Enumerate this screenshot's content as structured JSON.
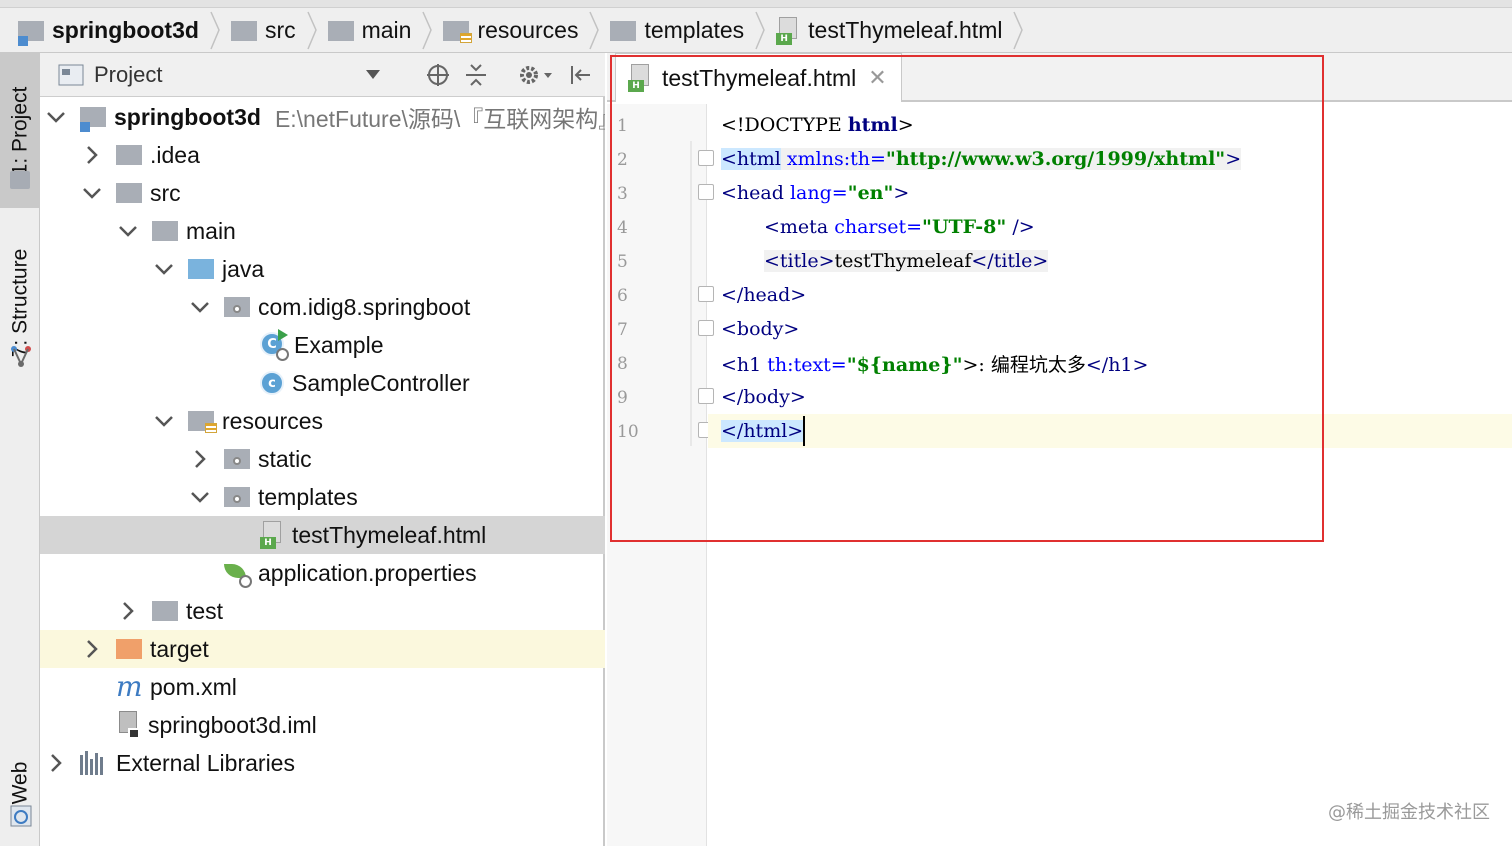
{
  "breadcrumb": {
    "items": [
      {
        "label": "springboot3d",
        "icon": "module-folder-icon",
        "bold": true
      },
      {
        "label": "src",
        "icon": "folder-icon"
      },
      {
        "label": "main",
        "icon": "folder-icon"
      },
      {
        "label": "resources",
        "icon": "resources-folder-icon"
      },
      {
        "label": "templates",
        "icon": "folder-icon"
      },
      {
        "label": "testThymeleaf.html",
        "icon": "html-file-icon"
      }
    ]
  },
  "toolstrip": {
    "project_tab": "1: Project",
    "structure_tab": "7: Structure",
    "web_tab": "Web"
  },
  "project_panel": {
    "title": "Project",
    "tree": [
      {
        "label": "springboot3d",
        "path": "E:\\netFuture\\源码\\『互联网架构』",
        "expanded": true,
        "icon": "module-folder-icon"
      },
      {
        "label": ".idea",
        "expanded": false,
        "icon": "folder-icon"
      },
      {
        "label": "src",
        "expanded": true,
        "icon": "folder-icon"
      },
      {
        "label": "main",
        "expanded": true,
        "icon": "folder-icon"
      },
      {
        "label": "java",
        "expanded": true,
        "icon": "source-folder-icon"
      },
      {
        "label": "com.idig8.springboot",
        "expanded": true,
        "icon": "package-icon"
      },
      {
        "label": "Example",
        "icon": "spring-boot-run-class-icon"
      },
      {
        "label": "SampleController",
        "icon": "class-icon"
      },
      {
        "label": "resources",
        "expanded": true,
        "icon": "resources-folder-icon"
      },
      {
        "label": "static",
        "expanded": false,
        "icon": "folder-icon"
      },
      {
        "label": "templates",
        "expanded": true,
        "icon": "folder-icon"
      },
      {
        "label": "testThymeleaf.html",
        "icon": "html-file-icon",
        "selected": true
      },
      {
        "label": "application.properties",
        "icon": "spring-properties-icon"
      },
      {
        "label": "test",
        "expanded": false,
        "icon": "folder-icon"
      },
      {
        "label": "target",
        "expanded": false,
        "icon": "excluded-folder-icon"
      },
      {
        "label": "pom.xml",
        "icon": "maven-icon"
      },
      {
        "label": "springboot3d.iml",
        "icon": "iml-file-icon"
      },
      {
        "label": "External Libraries",
        "expanded": false,
        "icon": "libraries-icon"
      }
    ]
  },
  "editor": {
    "tab_label": "testThymeleaf.html",
    "line_numbers": [
      "1",
      "2",
      "3",
      "4",
      "5",
      "6",
      "7",
      "8",
      "9",
      "10"
    ],
    "code": {
      "l1": {
        "a": "<!DOCTYPE ",
        "b": "html",
        "c": ">"
      },
      "l2": {
        "a": "<html",
        "b": " xmlns:th=",
        "c": "\"http://www.w3.org/1999/xhtml\"",
        "d": ">"
      },
      "l3": {
        "a": "<head",
        "b": " lang=",
        "c": "\"en\"",
        "d": ">"
      },
      "l4": {
        "a": "<meta",
        "b": " charset=",
        "c": "\"UTF-8\"",
        "d": " />"
      },
      "l5": {
        "a": "<title>",
        "b": "testThymeleaf",
        "c": "</title>"
      },
      "l6": {
        "a": "</head>"
      },
      "l7": {
        "a": "<body>"
      },
      "l8": {
        "a": "<h1",
        "b": " th:text=",
        "c": "\"${name}\"",
        "d": ">: 编程坑太多",
        "e": "</h1>"
      },
      "l9": {
        "a": "</body>"
      },
      "l10": {
        "a": "</html>"
      }
    }
  },
  "watermark": "@稀土掘金技术社区",
  "colors": {
    "highlight_box": "#e03030",
    "selection": "#d5d5d5",
    "current_line": "#fdfbe6"
  }
}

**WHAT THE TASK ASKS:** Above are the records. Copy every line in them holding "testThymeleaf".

**SOLVED PROBLEM:**
        "label": "testThymeleaf.html",
        "label": "testThymeleaf.html",
    "tab_label": "testThymeleaf.html",
        "b": "testThymeleaf",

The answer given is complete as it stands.